README

We have big things in store for Discover Meteor too. And to kick things off, we’ve just pushed a big update to the book, including:

  • Two new chapters.
  • Five updated chapters.
  • More free content.
  • And a surprise

Read on to learn more. And of course like every past update, this one is completely free for people who have already bought the book.

Two New Chapters

We’ve added two completely new chapters. The first one is about Git & GitHub, and gives you a quick overview of how to best use those tools when following along with the book. It’s primarily geared towards readers new to Git-based workflows, but even if you’ve got some experience with them you might still learn a thing or two.

Learning to take full advantage of GitHub.

The second chapter (which is part of our extra chapters) is about database migrations and the brand new Migrations package. It explains what migrations are, and how to use them in the context of a Meteor app.

Five Updated Chapters

We rewrote the Deployment chapter from scratch to cover deploying on Meteor.com and Modulus, as well as on your own server using Meteor Up.

The Publications and Subscriptions chapter has also been rewritten to incorporate the content of our popular blog post about Understanding Meteor Publications & Subscriptions.

Extra chapters focus on augmenting your app with third-party services, such as Intercom or Bitly.

And finally, three extra chapters (RSS Feeds & APIs, Using External APIs, and Implementing Intercom) have been updated to work with Iron Router, and in the case of the Intercom chapter to match the new Intercom package.

Extra Chapters: Now In The Full Edition Too!

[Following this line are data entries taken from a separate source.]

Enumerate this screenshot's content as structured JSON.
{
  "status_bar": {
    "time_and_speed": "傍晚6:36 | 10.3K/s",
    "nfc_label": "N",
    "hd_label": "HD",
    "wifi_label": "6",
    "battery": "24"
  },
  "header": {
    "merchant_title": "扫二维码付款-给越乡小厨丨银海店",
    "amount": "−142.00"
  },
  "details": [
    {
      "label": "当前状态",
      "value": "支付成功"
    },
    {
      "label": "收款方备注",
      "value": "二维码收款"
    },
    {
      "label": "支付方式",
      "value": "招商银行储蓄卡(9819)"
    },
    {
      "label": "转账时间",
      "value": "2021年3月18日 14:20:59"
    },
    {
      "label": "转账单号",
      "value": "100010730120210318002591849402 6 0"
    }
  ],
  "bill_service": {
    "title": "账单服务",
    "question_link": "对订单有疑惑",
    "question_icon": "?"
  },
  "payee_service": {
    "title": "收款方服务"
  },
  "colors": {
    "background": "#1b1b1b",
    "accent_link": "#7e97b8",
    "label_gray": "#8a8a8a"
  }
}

Speaking of extra chapters, we have great news: all four extra chapters will now be available to Full Edition readers too, and not just as part of the Premium Edition. And once again, all for free.

We’re doing this because whether it’s asking questions, raising issues, or suggesting alternative ways of doing something, reader feedback has hugely contributed to improving the book so far. So we figure that if more people have access to these extra chapters, they’ll end up becoming even better.

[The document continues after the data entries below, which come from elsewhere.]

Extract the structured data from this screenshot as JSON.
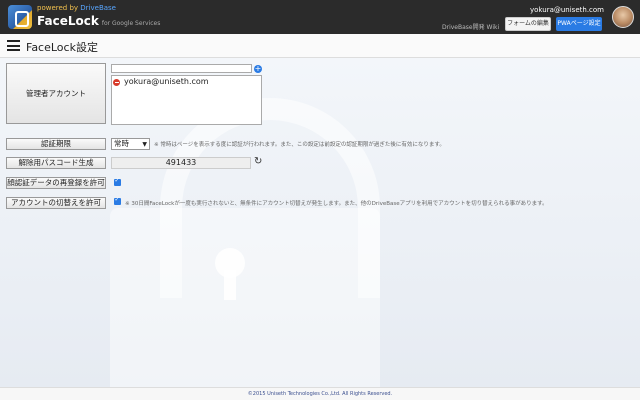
{
  "header": {
    "powered_prefix": "powered by ",
    "powered_brand": "DriveBase",
    "app_title": "FaceLock",
    "app_subtitle": "for Google Services",
    "user_email": "yokura@uniseth.com",
    "wiki_link": "DriveBase開発 Wiki",
    "form_edit_button": "フォームの編集",
    "pwa_settings_button": "PWAページ設定"
  },
  "titlebar": {
    "title": "FaceLock設定"
  },
  "settings": {
    "admin_account_label": "管理者アカウント",
    "admin_input_value": "",
    "admin_accounts": [
      "yokura@uniseth.com"
    ],
    "auth_period_label": "認証期限",
    "auth_period_value": "常時",
    "auth_period_note": "※ 常時はページを表示する度に認証が行われます。また、この設定は前設定の認証期限が過ぎた後に有効になります。",
    "passcode_label": "解除用パスコード生成",
    "passcode_value": "491433",
    "reregister_label": "顔認証データの再登録を許可",
    "switch_account_label": "アカウントの切替えを許可",
    "switch_account_note": "※ 30日間FaceLockが一度も実行されないと、無条件にアカウント切替えが発生します。また、他のDriveBaseアプリを利用でアカウントを切り替えられる事があります。"
  },
  "footer": {
    "copyright": "©2015 Uniseth Technologies Co.,Ltd. All Rights Reserved."
  },
  "colors": {
    "header_bg": "#2b2b2b",
    "accent_blue": "#2a7be4",
    "powered_gold": "#f2c14e",
    "remove_red": "#d83b2b"
  }
}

A New, Beautiful Layout

The new Discover Meteor layout.

Finally, we’re also introducing an improved layout for the book featuring big, beautiful photos of (what else) meteors. After all, just because Discover Meteor is a programming book doesn’t mean it should look like one.

Huge thanks to Flickr users Richard, Mike Lewinski, Phil Mosby, Bård Harald Krogen, monomaniacgarage, and Mark Ezell for letting us use their gorgeous shots of night skies from around the world.

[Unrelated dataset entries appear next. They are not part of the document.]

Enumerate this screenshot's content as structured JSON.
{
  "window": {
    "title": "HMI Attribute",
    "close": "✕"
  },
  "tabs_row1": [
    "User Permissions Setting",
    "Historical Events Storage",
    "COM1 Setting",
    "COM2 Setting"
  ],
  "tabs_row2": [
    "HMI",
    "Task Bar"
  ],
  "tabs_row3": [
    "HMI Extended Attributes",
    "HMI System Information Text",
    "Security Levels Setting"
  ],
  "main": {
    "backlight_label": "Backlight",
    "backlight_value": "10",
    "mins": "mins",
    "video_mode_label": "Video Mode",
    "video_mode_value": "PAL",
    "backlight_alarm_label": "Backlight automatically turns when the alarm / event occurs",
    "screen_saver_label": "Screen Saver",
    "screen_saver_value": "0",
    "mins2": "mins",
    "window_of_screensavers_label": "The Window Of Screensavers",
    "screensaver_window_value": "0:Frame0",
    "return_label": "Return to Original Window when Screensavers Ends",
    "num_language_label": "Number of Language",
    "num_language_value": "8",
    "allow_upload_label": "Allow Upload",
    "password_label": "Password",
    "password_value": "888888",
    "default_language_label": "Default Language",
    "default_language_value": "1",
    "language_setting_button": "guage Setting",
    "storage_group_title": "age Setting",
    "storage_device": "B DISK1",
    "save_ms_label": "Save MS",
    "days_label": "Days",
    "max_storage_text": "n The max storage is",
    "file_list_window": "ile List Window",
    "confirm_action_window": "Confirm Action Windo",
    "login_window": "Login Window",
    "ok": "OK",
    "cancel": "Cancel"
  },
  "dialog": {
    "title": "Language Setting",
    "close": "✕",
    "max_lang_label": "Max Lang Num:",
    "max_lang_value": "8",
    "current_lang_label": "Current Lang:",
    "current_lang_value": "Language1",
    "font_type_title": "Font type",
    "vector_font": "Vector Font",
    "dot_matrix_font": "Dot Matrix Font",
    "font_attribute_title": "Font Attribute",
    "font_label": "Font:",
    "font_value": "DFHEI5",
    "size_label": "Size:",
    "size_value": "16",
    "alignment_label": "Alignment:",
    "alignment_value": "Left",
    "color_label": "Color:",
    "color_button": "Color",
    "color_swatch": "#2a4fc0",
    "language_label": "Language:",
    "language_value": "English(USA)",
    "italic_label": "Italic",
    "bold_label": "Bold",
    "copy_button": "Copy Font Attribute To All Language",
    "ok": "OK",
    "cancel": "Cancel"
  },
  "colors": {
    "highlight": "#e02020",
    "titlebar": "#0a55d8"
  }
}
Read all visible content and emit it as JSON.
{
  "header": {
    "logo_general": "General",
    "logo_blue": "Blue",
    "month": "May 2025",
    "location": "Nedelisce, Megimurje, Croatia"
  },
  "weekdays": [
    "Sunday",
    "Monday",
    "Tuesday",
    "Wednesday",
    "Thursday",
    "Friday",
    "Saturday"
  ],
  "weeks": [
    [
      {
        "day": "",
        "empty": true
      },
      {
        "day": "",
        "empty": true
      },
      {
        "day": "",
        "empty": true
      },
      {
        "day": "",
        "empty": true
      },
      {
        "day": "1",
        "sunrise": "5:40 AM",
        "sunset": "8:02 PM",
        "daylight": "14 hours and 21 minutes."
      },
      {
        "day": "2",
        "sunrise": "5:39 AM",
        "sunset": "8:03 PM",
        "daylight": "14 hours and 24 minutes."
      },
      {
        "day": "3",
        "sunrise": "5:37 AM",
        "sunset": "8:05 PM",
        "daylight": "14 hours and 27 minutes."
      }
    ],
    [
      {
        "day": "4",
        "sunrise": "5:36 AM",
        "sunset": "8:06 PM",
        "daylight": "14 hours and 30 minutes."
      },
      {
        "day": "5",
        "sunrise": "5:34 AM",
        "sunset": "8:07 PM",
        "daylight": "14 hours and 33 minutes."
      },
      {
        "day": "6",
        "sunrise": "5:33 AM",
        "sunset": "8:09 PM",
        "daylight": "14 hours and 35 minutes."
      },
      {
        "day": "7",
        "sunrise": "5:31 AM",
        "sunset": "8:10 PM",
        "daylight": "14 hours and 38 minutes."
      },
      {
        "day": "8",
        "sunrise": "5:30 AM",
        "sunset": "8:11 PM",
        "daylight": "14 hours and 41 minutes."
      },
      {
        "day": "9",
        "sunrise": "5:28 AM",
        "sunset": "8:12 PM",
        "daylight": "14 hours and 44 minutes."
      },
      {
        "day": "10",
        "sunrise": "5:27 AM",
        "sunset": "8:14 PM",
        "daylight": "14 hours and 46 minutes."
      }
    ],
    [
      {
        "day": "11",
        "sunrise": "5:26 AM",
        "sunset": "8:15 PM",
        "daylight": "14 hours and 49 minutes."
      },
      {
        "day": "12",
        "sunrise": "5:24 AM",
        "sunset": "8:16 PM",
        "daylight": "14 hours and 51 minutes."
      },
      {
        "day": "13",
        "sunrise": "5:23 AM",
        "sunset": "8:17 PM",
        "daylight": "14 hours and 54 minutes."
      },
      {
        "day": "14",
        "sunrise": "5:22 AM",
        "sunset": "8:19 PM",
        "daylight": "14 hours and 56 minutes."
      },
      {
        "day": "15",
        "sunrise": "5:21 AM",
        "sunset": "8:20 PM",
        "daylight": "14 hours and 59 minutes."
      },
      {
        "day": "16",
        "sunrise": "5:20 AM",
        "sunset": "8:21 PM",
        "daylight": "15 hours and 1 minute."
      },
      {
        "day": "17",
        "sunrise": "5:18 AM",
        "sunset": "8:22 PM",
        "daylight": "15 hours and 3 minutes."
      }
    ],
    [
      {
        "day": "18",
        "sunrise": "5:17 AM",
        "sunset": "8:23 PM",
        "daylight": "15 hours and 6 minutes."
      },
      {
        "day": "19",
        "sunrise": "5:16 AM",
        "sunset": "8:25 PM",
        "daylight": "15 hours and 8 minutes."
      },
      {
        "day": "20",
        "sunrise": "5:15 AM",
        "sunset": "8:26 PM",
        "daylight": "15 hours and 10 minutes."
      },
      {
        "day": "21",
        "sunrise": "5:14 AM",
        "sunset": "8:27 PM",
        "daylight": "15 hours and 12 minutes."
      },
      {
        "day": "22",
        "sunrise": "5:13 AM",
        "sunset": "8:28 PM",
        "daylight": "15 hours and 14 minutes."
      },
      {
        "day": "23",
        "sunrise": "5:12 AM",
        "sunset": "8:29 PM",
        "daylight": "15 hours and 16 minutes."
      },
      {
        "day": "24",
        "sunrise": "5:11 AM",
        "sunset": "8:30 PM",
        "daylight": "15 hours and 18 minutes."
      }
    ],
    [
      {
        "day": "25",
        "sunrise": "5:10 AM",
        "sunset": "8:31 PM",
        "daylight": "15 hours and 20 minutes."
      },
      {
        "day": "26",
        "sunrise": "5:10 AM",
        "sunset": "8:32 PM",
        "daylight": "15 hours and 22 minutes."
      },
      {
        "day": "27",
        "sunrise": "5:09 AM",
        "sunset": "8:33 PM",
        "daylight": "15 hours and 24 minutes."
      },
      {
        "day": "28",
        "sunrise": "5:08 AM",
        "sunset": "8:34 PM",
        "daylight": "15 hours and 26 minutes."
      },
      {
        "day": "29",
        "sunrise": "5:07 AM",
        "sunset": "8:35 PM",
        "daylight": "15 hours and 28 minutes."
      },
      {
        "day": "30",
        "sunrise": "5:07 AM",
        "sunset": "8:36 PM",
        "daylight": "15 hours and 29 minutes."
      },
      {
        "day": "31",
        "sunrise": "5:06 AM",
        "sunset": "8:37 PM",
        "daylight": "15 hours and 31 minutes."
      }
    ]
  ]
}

We also redesigned the log in page as well as the various associated forms (account confirmation, password reset, etc.).

This involved switching away from Meteor’s accounts-ui package to our own custom-built accounts system. But that’s a story for another day (or maybe a topic for another extra chapter!).

So go check out the redesigned book and let us know what you think!